╔══

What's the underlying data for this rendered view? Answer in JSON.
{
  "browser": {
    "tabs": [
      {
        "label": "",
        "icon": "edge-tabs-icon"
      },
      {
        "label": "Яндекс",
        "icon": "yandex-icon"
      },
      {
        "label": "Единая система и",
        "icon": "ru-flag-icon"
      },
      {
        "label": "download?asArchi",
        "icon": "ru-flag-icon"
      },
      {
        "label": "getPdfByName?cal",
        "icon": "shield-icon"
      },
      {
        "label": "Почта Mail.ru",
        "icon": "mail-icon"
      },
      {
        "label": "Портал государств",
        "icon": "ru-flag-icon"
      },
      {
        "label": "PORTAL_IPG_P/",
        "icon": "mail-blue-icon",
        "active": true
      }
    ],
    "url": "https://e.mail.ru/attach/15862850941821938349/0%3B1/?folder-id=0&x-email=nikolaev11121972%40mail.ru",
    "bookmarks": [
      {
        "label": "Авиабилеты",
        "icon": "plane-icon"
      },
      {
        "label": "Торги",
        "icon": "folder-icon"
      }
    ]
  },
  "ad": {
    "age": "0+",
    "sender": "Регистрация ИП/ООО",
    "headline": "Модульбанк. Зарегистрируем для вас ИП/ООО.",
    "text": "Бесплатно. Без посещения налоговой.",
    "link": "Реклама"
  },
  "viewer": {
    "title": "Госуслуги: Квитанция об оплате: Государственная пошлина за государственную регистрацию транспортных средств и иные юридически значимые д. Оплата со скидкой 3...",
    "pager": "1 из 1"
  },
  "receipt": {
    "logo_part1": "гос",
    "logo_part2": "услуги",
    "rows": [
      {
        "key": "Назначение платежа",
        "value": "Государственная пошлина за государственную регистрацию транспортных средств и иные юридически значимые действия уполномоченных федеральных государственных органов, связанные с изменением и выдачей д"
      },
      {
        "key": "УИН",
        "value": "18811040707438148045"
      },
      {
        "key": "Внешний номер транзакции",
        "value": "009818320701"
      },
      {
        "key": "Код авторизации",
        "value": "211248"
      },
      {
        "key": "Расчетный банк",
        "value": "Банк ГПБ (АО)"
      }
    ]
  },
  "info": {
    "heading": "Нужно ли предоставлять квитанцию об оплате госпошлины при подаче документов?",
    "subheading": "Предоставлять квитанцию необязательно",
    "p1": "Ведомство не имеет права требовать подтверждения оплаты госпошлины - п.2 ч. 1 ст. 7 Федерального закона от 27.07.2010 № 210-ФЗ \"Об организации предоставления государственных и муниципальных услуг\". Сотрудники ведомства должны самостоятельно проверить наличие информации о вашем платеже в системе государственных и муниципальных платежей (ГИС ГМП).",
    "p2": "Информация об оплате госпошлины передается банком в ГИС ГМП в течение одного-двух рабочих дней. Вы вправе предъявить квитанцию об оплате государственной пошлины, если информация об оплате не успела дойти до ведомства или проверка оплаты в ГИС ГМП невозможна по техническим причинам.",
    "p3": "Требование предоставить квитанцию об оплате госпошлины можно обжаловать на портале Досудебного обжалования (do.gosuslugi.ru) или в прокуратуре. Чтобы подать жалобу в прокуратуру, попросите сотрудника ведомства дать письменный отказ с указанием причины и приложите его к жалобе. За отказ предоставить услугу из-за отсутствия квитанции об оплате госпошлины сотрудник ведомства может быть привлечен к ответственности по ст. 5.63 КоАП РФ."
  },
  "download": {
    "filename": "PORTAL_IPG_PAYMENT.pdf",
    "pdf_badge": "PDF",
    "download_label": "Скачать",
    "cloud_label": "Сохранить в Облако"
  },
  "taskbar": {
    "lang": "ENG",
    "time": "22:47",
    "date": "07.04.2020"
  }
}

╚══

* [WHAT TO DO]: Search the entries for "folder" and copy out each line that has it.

* [RESULT FOR THIS EXERCISE]:
    "url": "https://e.mail.ru/attach/15862850941821938349/0%3B1/?folder-id=0&x-email=nikolaev11121972%40mail.ru",
        "icon": "folder-icon"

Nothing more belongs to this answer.